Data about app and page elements

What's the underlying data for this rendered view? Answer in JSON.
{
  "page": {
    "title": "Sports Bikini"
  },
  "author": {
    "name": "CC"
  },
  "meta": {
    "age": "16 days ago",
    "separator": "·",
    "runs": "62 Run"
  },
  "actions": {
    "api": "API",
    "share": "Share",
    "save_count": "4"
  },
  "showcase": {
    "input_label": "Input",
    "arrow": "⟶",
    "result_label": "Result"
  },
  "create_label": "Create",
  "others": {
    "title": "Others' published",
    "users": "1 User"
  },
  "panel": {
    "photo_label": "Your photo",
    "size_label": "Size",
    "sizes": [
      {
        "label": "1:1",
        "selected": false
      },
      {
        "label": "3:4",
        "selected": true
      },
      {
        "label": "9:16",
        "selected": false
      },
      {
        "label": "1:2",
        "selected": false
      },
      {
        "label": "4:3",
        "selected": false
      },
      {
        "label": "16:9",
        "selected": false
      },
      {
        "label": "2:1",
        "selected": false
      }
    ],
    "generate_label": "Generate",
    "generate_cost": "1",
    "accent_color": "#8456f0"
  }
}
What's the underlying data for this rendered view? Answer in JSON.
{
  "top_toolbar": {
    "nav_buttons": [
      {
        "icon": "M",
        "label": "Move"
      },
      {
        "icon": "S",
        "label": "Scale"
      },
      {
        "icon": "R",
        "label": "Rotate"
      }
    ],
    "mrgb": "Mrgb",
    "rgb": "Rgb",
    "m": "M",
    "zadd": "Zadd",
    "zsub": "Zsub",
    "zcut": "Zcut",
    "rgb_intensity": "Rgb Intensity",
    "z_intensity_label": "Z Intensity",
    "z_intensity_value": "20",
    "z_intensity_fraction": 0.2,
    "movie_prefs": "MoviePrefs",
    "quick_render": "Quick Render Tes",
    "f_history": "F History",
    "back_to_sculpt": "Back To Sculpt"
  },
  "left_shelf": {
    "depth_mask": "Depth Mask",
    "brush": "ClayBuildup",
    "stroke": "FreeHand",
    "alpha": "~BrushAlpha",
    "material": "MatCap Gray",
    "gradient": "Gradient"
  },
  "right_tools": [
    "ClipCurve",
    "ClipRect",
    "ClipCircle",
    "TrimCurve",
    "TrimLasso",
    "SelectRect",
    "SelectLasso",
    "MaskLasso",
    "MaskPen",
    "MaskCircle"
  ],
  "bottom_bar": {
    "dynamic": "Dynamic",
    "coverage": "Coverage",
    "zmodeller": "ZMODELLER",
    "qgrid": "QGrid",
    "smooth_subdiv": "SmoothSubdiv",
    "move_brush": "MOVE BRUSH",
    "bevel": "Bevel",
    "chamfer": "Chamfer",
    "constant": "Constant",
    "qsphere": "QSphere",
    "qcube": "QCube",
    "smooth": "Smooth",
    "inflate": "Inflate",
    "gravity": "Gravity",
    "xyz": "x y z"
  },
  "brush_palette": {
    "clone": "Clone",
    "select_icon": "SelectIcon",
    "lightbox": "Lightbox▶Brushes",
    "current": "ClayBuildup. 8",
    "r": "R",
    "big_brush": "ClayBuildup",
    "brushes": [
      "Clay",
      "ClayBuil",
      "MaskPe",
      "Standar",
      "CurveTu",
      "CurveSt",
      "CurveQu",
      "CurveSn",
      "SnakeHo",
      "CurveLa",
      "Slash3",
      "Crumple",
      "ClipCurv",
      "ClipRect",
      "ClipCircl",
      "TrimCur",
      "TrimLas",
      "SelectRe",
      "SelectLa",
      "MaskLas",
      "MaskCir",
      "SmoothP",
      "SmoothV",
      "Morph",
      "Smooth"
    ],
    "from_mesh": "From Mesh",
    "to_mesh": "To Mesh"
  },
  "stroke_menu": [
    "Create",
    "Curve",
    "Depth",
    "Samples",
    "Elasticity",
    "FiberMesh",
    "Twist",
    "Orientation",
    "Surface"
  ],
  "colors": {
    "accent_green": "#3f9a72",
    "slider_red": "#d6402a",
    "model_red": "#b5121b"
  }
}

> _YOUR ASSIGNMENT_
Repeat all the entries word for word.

> _WRITTEN RESPONSE_
What's the underlying data for this rendered view? Answer in JSON.
{
  "page": {
    "title": "Sports Bikini"
  },
  "author": {
    "name": "CC"
  },
  "meta": {
    "age": "16 days ago",
    "separator": "·",
    "runs": "62 Run"
  },
  "actions": {
    "api": "API",
    "share": "Share",
    "save_count": "4"
  },
  "showcase": {
    "input_label": "Input",
    "arrow": "⟶",
    "result_label": "Result"
  },
  "create_label": "Create",
  "others": {
    "title": "Others' published",
    "users": "1 User"
  },
  "panel": {
    "photo_label": "Your photo",
    "size_label": "Size",
    "sizes": [
      {
        "label": "1:1",
        "selected": false
      },
      {
        "label": "3:4",
        "selected": true
      },
      {
        "label": "9:16",
        "selected": false
      },
      {
        "label": "1:2",
        "selected": false
      },
      {
        "label": "4:3",
        "selected": false
      },
      {
        "label": "16:9",
        "selected": false
      },
      {
        "label": "2:1",
        "selected": false
      }
    ],
    "generate_label": "Generate",
    "generate_cost": "1",
    "accent_color": "#8456f0"
  }
}
What's the underlying data for this rendered view? Answer in JSON.
{
  "top_toolbar": {
    "nav_buttons": [
      {
        "icon": "M",
        "label": "Move"
      },
      {
        "icon": "S",
        "label": "Scale"
      },
      {
        "icon": "R",
        "label": "Rotate"
      }
    ],
    "mrgb": "Mrgb",
    "rgb": "Rgb",
    "m": "M",
    "zadd": "Zadd",
    "zsub": "Zsub",
    "zcut": "Zcut",
    "rgb_intensity": "Rgb Intensity",
    "z_intensity_label": "Z Intensity",
    "z_intensity_value": "20",
    "z_intensity_fraction": 0.2,
    "movie_prefs": "MoviePrefs",
    "quick_render": "Quick Render Tes",
    "f_history": "F History",
    "back_to_sculpt": "Back To Sculpt"
  },
  "left_shelf": {
    "depth_mask": "Depth Mask",
    "brush": "ClayBuildup",
    "stroke": "FreeHand",
    "alpha": "~BrushAlpha",
    "material": "MatCap Gray",
    "gradient": "Gradient"
  },
  "right_tools": [
    "ClipCurve",
    "ClipRect",
    "ClipCircle",
    "TrimCurve",
    "TrimLasso",
    "SelectRect",
    "SelectLasso",
    "MaskLasso",
    "MaskPen",
    "MaskCircle"
  ],
  "bottom_bar": {
    "dynamic": "Dynamic",
    "coverage": "Coverage",
    "zmodeller": "ZMODELLER",
    "qgrid": "QGrid",
    "smooth_subdiv": "SmoothSubdiv",
    "move_brush": "MOVE BRUSH",
    "bevel": "Bevel",
    "chamfer": "Chamfer",
    "constant": "Constant",
    "qsphere": "QSphere",
    "qcube": "QCube",
    "smooth": "Smooth",
    "inflate": "Inflate",
    "gravity": "Gravity",
    "xyz": "x y z"
  },
  "brush_palette": {
    "clone": "Clone",
    "select_icon": "SelectIcon",
    "lightbox": "Lightbox▶Brushes",
    "current": "ClayBuildup. 8",
    "r": "R",
    "big_brush": "ClayBuildup",
    "brushes": [
      "Clay",
      "ClayBuil",
      "MaskPe",
      "Standar",
      "CurveTu",
      "CurveSt",
      "CurveQu",
      "CurveSn",
      "SnakeHo",
      "CurveLa",
      "Slash3",
      "Crumple",
      "ClipCurv",
      "ClipRect",
      "ClipCircl",
      "TrimCur",
      "TrimLas",
      "SelectRe",
      "SelectLa",
      "MaskLas",
      "MaskCir",
      "SmoothP",
      "SmoothV",
      "Morph",
      "Smooth"
    ],
    "from_mesh": "From Mesh",
    "to_mesh": "To Mesh"
  },
  "stroke_menu": [
    "Create",
    "Curve",
    "Depth",
    "Samples",
    "Elasticity",
    "FiberMesh",
    "Twist",
    "Orientation",
    "Surface"
  ],
  "colors": {
    "accent_green": "#3f9a72",
    "slider_red": "#d6402a",
    "model_red": "#b5121b"
  }
}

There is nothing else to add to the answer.